__Instructions for the task__. Return all lines of the data in which the string "METHOD" occurs.

__Data extracts__.
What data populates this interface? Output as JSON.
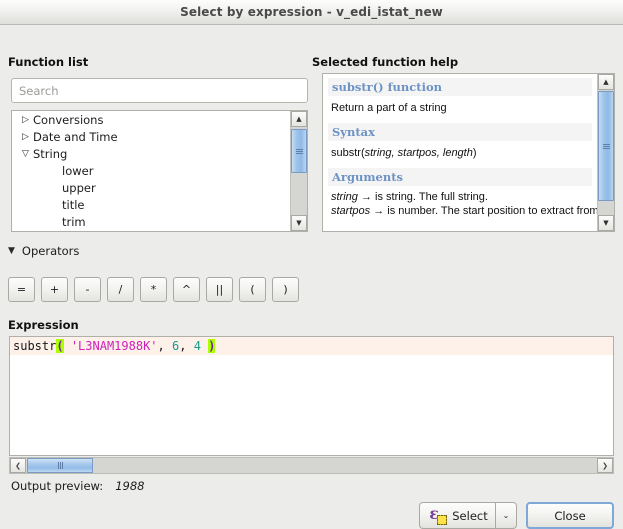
{
  "window": {
    "title": "Select by expression - v_edi_istat_new"
  },
  "function_list": {
    "label": "Function list",
    "search": {
      "placeholder": "Search",
      "value": ""
    },
    "tree": [
      {
        "label": "Conversions",
        "level": 0,
        "expanded": false,
        "twisty": "▷"
      },
      {
        "label": "Date and Time",
        "level": 0,
        "expanded": false,
        "twisty": "▷"
      },
      {
        "label": "String",
        "level": 0,
        "expanded": true,
        "twisty": "▽"
      },
      {
        "label": "lower",
        "level": 1,
        "twisty": ""
      },
      {
        "label": "upper",
        "level": 1,
        "twisty": ""
      },
      {
        "label": "title",
        "level": 1,
        "twisty": ""
      },
      {
        "label": "trim",
        "level": 1,
        "twisty": ""
      }
    ],
    "scrollbar": {
      "up_arrow": "▲",
      "down_arrow": "▼"
    }
  },
  "help": {
    "label": "Selected function help",
    "function_heading": "substr() function",
    "description": "Return a part of a string",
    "syntax_heading": "Syntax",
    "syntax_prefix": "substr(",
    "syntax_params": "string, startpos, length",
    "syntax_suffix": ")",
    "arguments_heading": "Arguments",
    "arguments": [
      {
        "name": "string",
        "arrow": "→",
        "text": "is string. The full string."
      },
      {
        "name": "startpos",
        "arrow": "→",
        "text": "is number. The start position to extract from"
      }
    ],
    "scrollbar": {
      "up_arrow": "▲",
      "down_arrow": "▼"
    }
  },
  "operators": {
    "label": "Operators",
    "twisty": "▼",
    "buttons": [
      "=",
      "+",
      "-",
      "/",
      "*",
      "^",
      "||",
      "(",
      ")"
    ]
  },
  "expression": {
    "label": "Expression",
    "text": "substr( 'L3NAM1988K', 6, 4 )",
    "tokens": [
      {
        "text": "substr",
        "type": "fn"
      },
      {
        "text": "(",
        "type": "paren"
      },
      {
        "text": " ",
        "type": "punct"
      },
      {
        "text": "'L3NAM1988K'",
        "type": "str"
      },
      {
        "text": ",",
        "type": "punct"
      },
      {
        "text": " ",
        "type": "punct"
      },
      {
        "text": "6",
        "type": "num"
      },
      {
        "text": ",",
        "type": "punct"
      },
      {
        "text": " ",
        "type": "punct"
      },
      {
        "text": "4",
        "type": "num"
      },
      {
        "text": " ",
        "type": "punct"
      },
      {
        "text": ")",
        "type": "paren"
      }
    ],
    "scrollbar": {
      "left_arrow": "❮",
      "right_arrow": "❯"
    }
  },
  "output_preview": {
    "label": "Output preview:",
    "value": "1988"
  },
  "buttons": {
    "select": "Select",
    "select_dropdown_arrow": "⌄",
    "close": "Close"
  },
  "colors": {
    "heading_blue": "#6d92c4",
    "string_literal": "#cc22bb",
    "number_literal": "#179a8e",
    "bracket_match_bg": "#aaff00",
    "bracket_match_fg": "#7a1fa2",
    "current_line_bg": "#fdf1e9",
    "scrollbar_thumb": "#9dc3ea",
    "focus_border": "#7ea8d8",
    "select_icon_purple": "#7a3d96",
    "select_icon_yellow": "#ffe34d"
  }
}
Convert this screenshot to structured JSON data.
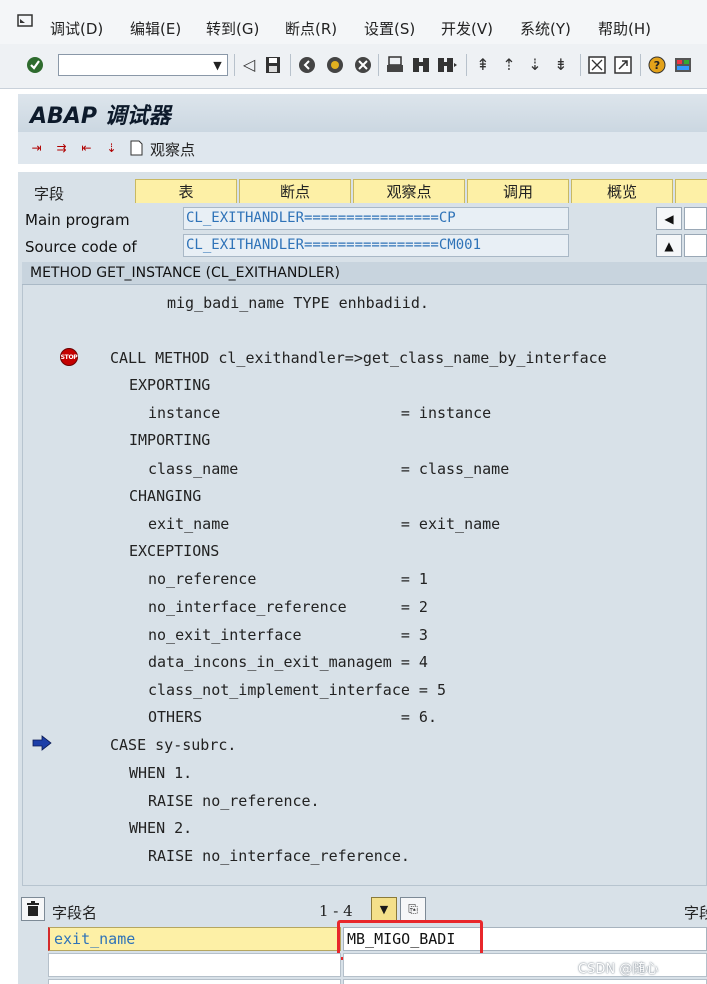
{
  "menu": {
    "items": [
      "调试(D)",
      "编辑(E)",
      "转到(G)",
      "断点(R)",
      "设置(S)",
      "开发(V)",
      "系统(Y)",
      "帮助(H)"
    ]
  },
  "toolbar": {
    "command_value": "",
    "icons": [
      "check-icon",
      "back-icon",
      "save-icon",
      "exit-icon",
      "cancel-icon",
      "print-icon",
      "find-icon",
      "find-next-icon",
      "first-page-icon",
      "prev-page-icon",
      "next-page-icon",
      "last-page-icon",
      "new-session-icon",
      "shortcut-icon",
      "help-icon",
      "layout-icon"
    ]
  },
  "app": {
    "title": "ABAP 调试器",
    "watchpoint_label": "观察点"
  },
  "tabs": {
    "label": "字段",
    "items": [
      "表",
      "断点",
      "观察点",
      "调用",
      "概览"
    ]
  },
  "header": {
    "main_program_label": "Main program",
    "main_program_value": "CL_EXITHANDLER================CP",
    "source_code_label": "Source code of",
    "source_code_value": "CL_EXITHANDLER================CM001"
  },
  "code": {
    "method_header": "METHOD GET_INSTANCE (CL_EXITHANDLER)",
    "stop_icon_text": "STOP",
    "lines": [
      "mig_badi_name TYPE enhbadiid.",
      "CALL METHOD cl_exithandler=>get_class_name_by_interface",
      "EXPORTING",
      "instance                    = instance",
      "IMPORTING",
      "class_name                  = class_name",
      "CHANGING",
      "exit_name                   = exit_name",
      "EXCEPTIONS",
      "no_reference                = 1",
      "no_interface_reference      = 2",
      "no_exit_interface           = 3",
      "data_incons_in_exit_managem = 4",
      "class_not_implement_interface = 5",
      "OTHERS                      = 6.",
      "CASE sy-subrc.",
      "WHEN 1.",
      "RAISE no_reference.",
      "WHEN 2.",
      "RAISE no_interface_reference."
    ]
  },
  "variables": {
    "column_label": "字段名",
    "range": "1 - 4",
    "right_column_label": "字段",
    "row1_name": "exit_name",
    "row1_value": "MB_MIGO_BADI"
  },
  "watermark": "CSDN @随心"
}
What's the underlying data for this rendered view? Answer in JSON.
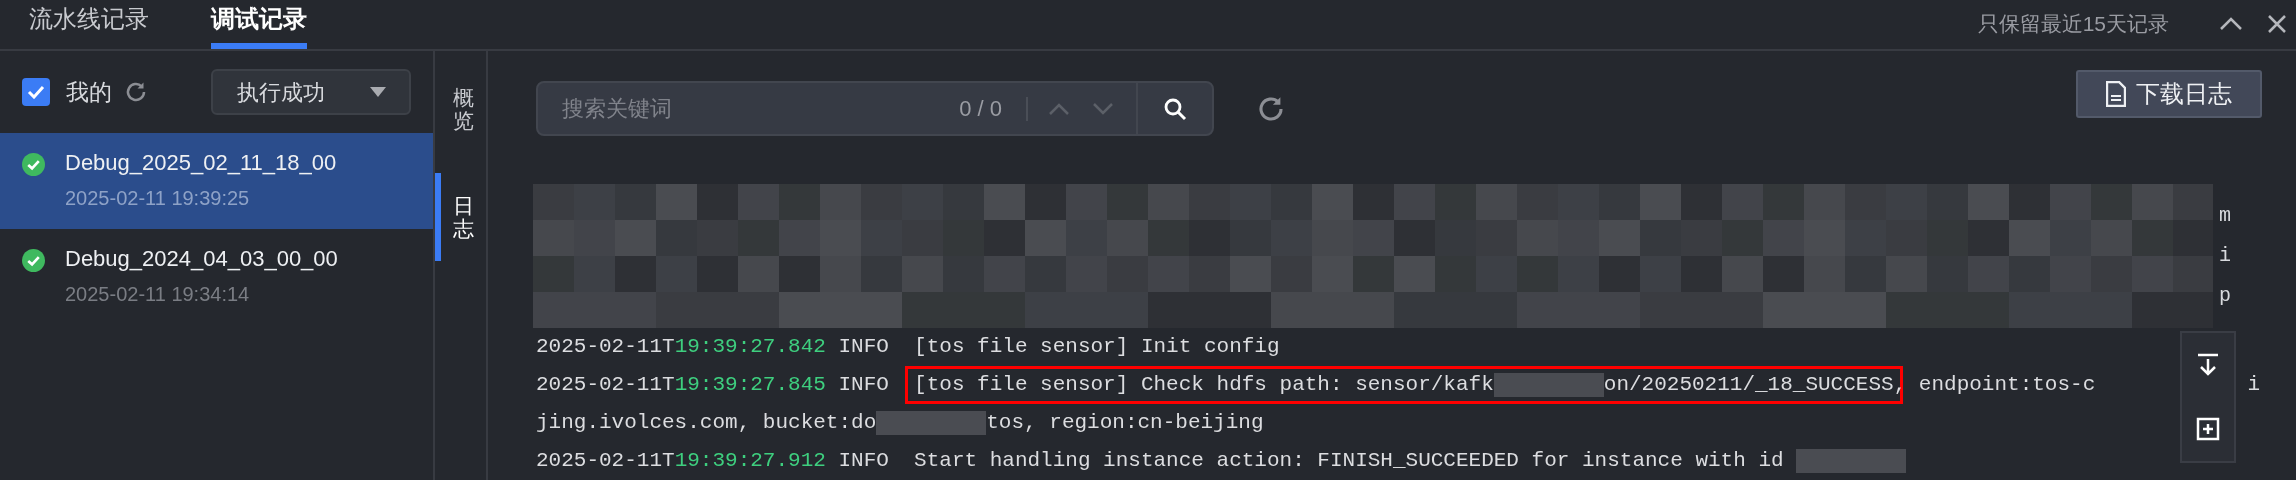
{
  "tabs": [
    {
      "label": "流水线记录",
      "selected": false
    },
    {
      "label": "调试记录",
      "selected": true
    }
  ],
  "retention_note": "只保留最近15天记录",
  "filter": {
    "mine_label": "我的",
    "mine_checked": true,
    "status_dropdown": "执行成功"
  },
  "runs": [
    {
      "name": "Debug_2025_02_11_18_00",
      "time": "2025-02-11 19:39:25",
      "selected": true
    },
    {
      "name": "Debug_2024_04_03_00_00",
      "time": "2025-02-11 19:34:14",
      "selected": false
    }
  ],
  "side_tabs": [
    {
      "label": "概览",
      "selected": false
    },
    {
      "label": "日志",
      "selected": true
    }
  ],
  "search": {
    "placeholder": "搜索关键词",
    "count": "0 / 0"
  },
  "download_button": "下载日志",
  "log": {
    "masked_block_tails": [
      "m",
      "i",
      "p"
    ],
    "rows": [
      {
        "parts": [
          {
            "kind": "plain",
            "text": "2025-02-11T"
          },
          {
            "kind": "time",
            "text": "19:39:27.842"
          },
          {
            "kind": "plain",
            "text": " INFO  [tos file sensor] Init config"
          }
        ]
      },
      {
        "parts": [
          {
            "kind": "plain",
            "text": "2025-02-11T"
          },
          {
            "kind": "time",
            "text": "19:39:27.845"
          },
          {
            "kind": "plain",
            "text": " INFO  "
          },
          {
            "kind": "frame",
            "parts": [
              {
                "kind": "plain",
                "text": "[tos file sensor] Check hdfs path: sensor/kafk"
              },
              {
                "kind": "masked"
              },
              {
                "kind": "plain",
                "text": "on/20250211/_18_SUCCESS"
              }
            ]
          },
          {
            "kind": "plain",
            "text": ", endpoint:tos-c"
          }
        ],
        "tail": "i"
      },
      {
        "parts": [
          {
            "kind": "plain",
            "text": "jing.ivolces.com, bucket:do"
          },
          {
            "kind": "masked"
          },
          {
            "kind": "plain",
            "text": "tos, region:cn-beijing"
          }
        ]
      },
      {
        "parts": [
          {
            "kind": "plain",
            "text": "2025-02-11T"
          },
          {
            "kind": "time",
            "text": "19:39:27.912"
          },
          {
            "kind": "plain",
            "text": " INFO  Start handling instance action: FINISH_SUCCEEDED for instance with id "
          },
          {
            "kind": "masked"
          }
        ]
      }
    ]
  }
}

__Response__.
    "method_header": "METHOD GET_INSTANCE (CL_EXITHANDLER)",
      "CALL METHOD cl_exithandler=>get_class_name_by_interface",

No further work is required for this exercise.